when foam plastics are used, an ignition barrier may
be used in place of a thermal barrier to cover the foam
plastic. Multiple materials are listed that can be used
as the ignition barrier (see Commentary Figure
R316.5.3). The foam plastic material, covered with the
ignition barrier can be on the floor, wall or ceiling of the
crawl space. The phrase “purposes of repairs or maintenance”
applies to crawl spaces that contain only mechanical
equipment, electrical wiring, fans, plumbing,
gas, or electric hot water heaters, gas or electric furnaces,
etc. The crawl space cannot be used for storage.
The reduced requirement (from a thermal barrier
to an ignition barrier) provides a barrier whose only
purpose is to prevent the direct impingement of flame
on the foam plastic.

If the foam plastic insulation has passed testing, in
the thickness and density intended for use, in accordance
with Section R316.6, no thermal barrier or ignition
barrier is required over the foam plastic insulation
in the crawl space and this section of the code does
not apply. It is important to note that the actual configuration
must be tested. For example, a foam plastic insulation
applied to the ceiling of the crawl space must
be tested with the foam applied to the ceiling in a room
corner test or in an assembly that reflects end use
. The
same restrictions would apply to those insulations applied
to the walls, floors or combinations of surfaces.

"2009 IRC R316.6 Specific approval. Foam plastic not meeting the
requirements of Sections R316.3 through R316.5 shall be specifically
approved on the basis of one of the following
approved tests: NFPA 286 with the acceptance criteria of Section
R302.9.4, FM4880, UL 723, UL 1040 or UL 1715, or fire
tests related to actual end-use configurations. The specific
approval shall be based on the actual end use configuration and
shall be performed on the finished foam plastic assembly in the
maximum thickness intended for use. Assemblies tested shall
include seams, joints and other typical details used in the installation
of the assembly and shall be tested in the manner
intended for use.

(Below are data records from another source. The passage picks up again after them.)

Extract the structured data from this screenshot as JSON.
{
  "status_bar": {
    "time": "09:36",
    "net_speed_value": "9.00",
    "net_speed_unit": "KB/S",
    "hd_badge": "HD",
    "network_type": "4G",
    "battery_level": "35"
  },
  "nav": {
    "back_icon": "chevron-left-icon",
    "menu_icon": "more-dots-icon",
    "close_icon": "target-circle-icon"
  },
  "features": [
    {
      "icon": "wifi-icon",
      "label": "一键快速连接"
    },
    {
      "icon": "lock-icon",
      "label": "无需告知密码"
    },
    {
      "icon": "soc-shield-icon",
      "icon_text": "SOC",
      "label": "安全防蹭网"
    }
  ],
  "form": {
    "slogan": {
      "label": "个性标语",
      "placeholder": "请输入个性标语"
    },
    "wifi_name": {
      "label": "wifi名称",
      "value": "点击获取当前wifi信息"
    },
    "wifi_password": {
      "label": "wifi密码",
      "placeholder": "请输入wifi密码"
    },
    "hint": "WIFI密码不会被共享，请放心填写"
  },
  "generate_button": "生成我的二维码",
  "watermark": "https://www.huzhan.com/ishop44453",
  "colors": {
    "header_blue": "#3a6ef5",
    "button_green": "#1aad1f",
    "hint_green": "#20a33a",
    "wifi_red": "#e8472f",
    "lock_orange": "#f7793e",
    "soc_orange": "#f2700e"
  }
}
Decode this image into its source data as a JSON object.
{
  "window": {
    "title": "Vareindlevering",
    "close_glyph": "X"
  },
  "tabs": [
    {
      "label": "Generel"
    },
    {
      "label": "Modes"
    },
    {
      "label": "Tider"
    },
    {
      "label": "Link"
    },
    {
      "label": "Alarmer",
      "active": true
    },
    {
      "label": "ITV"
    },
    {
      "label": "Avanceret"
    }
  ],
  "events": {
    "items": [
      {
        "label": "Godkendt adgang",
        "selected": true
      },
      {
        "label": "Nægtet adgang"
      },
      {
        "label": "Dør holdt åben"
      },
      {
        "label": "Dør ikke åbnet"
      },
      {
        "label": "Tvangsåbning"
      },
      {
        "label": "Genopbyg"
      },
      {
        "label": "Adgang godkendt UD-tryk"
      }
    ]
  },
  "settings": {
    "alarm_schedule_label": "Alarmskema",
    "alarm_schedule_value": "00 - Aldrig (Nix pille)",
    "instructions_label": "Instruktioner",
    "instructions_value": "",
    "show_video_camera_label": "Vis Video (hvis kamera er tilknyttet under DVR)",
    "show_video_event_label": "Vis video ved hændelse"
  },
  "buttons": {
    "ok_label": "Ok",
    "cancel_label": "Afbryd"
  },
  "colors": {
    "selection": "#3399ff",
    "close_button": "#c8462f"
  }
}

Code Commentary: Foam plastic does not have to comply with the installation
and use requirements of Sections R316.3 through
R316.5 when specific approval is obtained in accordance
with this section. This section lists examples of
specific large scale tests, such as FM 4880, NFPA
286, UL 723, UL 1040 or UL 1715. Also, other large
scale fire tests related to actual end-use configuration
can be used. The intent is to require testing based on
the proposed end-use configuration of the foam plastic
assembly with a fire exposure that is appropriate in
size and location for the proposed application. These
tests must be performed on full-scale assemblies. The
tested assemblies must include typical seams, joints
and other details that will occur in the finished installation.
The foam plastic must be tested in the maximum
thickness and density intended for use. Thorough testing
provides an accurate depiction of the in-place fire
performance of assemblies and systems using foam

There are two ways to show code compliance under
Section R316.6. One method is to provide the actual
test report that contains a description of the assembly
and test results showing that the foam plastic, in the
end use application, has passed the test. The second
method is to obtain, from the ICC-ES, an evaluation report
that covers the end-use application."

Thanks everyone for the great answers, I will print and pass and call the problems out to the owner.